No? What's that you say? It was Ellis Short's love for the club that stayed his hand? Oh I see! So the man that has publicly recognised his own shortcomings as an owner, that has declared his intentions to leave for the benefit of everyone whilst ensuring return on his investment through his orders to streamline the club and capitalise on both relegation and the sale of our assets to do so, this man has decided that he now knows the best interests of Sunderland? We are to believe that his refusal to accept the motives of another owner are solely the result of his compassion for the club and his understanding of the needs of this institution, an institution he has displayed himself time and again incapable of steering in the right direction?

40th Anniversary Memorial of Ibrox Disaster Held In Glasgow PHoto by Danny Lawson - pool/Getty Images

So it's in the best interests of the club to continue under the stewardship of the man that spent as much money as Champions League competitors in the top flight and never finished above 13th, given half a dozen consecutive opportunities to do so? Oh, no worries there then, safe pair of hands.

Pardon my sense but what a load of utter bollocks.

So we can only imagine that something went very wrong that day in whatever conference room or hotel restaurant these people choose to conduct their business in. The most troubling aspect of this theory is that we, whose business it arguably is, have no knowledge of what that thing was.

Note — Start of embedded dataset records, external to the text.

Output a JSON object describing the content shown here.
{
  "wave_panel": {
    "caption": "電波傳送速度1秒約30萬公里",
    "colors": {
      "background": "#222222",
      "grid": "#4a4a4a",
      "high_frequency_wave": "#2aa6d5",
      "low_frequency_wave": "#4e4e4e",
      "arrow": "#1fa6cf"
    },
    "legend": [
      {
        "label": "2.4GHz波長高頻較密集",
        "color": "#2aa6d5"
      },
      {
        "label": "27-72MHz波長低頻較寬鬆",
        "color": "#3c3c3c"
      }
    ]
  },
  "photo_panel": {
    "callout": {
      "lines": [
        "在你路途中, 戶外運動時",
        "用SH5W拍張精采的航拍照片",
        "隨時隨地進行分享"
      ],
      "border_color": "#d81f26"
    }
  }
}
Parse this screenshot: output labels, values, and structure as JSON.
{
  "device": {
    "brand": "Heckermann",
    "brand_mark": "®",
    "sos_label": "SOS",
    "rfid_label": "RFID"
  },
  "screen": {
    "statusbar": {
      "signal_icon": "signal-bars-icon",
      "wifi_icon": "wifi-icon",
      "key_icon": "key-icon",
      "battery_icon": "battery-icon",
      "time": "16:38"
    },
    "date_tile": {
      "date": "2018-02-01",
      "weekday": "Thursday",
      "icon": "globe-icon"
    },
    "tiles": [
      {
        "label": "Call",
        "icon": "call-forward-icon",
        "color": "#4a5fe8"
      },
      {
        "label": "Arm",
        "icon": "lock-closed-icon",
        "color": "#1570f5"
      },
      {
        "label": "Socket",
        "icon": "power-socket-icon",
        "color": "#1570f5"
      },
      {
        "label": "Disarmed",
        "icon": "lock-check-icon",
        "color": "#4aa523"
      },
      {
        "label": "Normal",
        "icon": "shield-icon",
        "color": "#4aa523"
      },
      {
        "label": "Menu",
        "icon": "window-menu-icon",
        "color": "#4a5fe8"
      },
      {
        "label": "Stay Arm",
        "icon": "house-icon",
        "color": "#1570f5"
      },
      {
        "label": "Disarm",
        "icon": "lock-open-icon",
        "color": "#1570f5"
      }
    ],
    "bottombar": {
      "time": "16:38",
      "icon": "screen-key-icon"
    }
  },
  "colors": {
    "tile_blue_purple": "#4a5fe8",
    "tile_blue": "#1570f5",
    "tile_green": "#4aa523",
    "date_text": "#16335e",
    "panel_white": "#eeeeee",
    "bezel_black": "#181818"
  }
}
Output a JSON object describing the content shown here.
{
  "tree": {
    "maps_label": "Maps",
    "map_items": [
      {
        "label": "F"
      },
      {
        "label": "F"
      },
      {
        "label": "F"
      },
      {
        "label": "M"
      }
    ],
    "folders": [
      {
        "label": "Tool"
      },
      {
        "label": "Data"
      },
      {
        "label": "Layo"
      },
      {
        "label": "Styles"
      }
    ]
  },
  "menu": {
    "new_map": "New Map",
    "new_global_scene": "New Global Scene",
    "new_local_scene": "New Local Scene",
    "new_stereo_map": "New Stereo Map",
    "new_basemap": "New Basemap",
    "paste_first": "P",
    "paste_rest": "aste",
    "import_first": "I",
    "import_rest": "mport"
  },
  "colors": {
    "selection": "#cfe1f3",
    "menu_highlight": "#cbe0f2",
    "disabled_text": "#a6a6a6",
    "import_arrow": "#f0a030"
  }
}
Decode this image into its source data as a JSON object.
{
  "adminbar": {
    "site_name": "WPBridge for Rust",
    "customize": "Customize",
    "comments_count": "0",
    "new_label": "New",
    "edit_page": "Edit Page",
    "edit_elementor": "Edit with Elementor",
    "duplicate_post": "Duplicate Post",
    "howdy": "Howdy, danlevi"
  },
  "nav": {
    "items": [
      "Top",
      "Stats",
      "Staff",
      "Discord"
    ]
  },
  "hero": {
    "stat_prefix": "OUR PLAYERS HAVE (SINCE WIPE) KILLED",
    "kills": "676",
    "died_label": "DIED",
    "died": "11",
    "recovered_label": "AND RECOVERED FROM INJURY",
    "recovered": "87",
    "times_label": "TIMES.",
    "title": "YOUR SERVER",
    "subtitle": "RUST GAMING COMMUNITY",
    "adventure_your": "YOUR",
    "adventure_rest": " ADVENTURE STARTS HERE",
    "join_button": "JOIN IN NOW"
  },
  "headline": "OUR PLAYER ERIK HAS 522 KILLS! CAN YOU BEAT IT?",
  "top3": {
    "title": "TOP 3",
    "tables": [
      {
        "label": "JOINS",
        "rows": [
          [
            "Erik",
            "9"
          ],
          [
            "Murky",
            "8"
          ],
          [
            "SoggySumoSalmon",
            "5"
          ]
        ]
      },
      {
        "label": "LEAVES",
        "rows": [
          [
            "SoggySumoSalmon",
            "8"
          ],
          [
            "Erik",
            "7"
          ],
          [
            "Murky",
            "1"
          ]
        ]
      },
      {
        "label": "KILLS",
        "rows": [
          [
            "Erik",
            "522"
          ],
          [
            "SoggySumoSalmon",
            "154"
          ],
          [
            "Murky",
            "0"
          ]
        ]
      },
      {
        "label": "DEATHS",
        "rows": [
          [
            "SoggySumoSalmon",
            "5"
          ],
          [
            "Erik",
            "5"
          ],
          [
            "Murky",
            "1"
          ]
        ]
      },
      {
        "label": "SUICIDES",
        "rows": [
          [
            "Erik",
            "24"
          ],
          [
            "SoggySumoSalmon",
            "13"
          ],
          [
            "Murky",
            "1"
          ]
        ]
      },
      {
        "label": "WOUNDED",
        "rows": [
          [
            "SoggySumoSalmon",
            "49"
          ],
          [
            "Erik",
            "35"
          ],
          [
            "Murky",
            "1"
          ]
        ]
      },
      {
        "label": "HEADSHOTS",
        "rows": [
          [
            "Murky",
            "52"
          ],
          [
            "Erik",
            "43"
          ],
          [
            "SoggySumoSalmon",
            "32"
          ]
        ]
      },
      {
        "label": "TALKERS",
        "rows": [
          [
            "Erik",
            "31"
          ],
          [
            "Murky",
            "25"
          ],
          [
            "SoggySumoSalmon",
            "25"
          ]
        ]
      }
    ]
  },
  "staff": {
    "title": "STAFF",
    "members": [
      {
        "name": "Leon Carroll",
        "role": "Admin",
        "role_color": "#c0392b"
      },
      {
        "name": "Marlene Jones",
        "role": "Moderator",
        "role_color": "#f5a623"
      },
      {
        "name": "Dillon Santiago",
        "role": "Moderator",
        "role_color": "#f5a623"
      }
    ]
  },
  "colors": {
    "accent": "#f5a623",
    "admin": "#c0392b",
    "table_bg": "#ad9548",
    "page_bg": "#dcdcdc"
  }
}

It was not in the “club's best interests” means whatever meaning you choose to give it: if I choose not to go to work and say 'It's not in my best interests' will that be useful information to the people I'm screwing over? If I can't be bothered to exercise because 'it's not in my best interests' does that make me any less lazy? So the lack of explanation becomes the crime here more than the act itself because you haven't bothered to tell the people who really care, what that crime was.

We're back to square one with these amateur spin doctors, honestly. It's tiresome. The cheap slogans suit the cheap seats but guess what? Not one of those seats in the Stadium of Light are cheap! People scrimp and save to get those seats and the least they deserve for it is transparency, not the illusion of it.

But we can't stop now because it gets better! The man that was leaving us because he couldn't stand the heat any more is staying because he has no choice, though he'll never respect us enough to tell us why.

What sort of mug do you have to be to welcome the continued residence of such a man? This is like the dramatisation of a long and arduous divorce. Forced by circumstance and stubborn pride to live in the same house as one another in spite of the fact that you hiss across the room every time you see one another, and deliberately let their tyres down and lose their keys and call them a c*nt under your breath just as they close the door.

He won't go because it's his and we won't go because it's ours. We're here until someone gets enough money and reason to fuck off elsewhere, and we all know it won't be us.

The time to say goodbye has come and gone so spare me the lip service and the lies, stop your little magician from spouting his platitudes and either speak straight or don't speak at all. Ellis didn't sell the club because it wasn't in his best interests to do so. Don't be fooled for one moment in to thinking that he's qualified to decide what's in ours.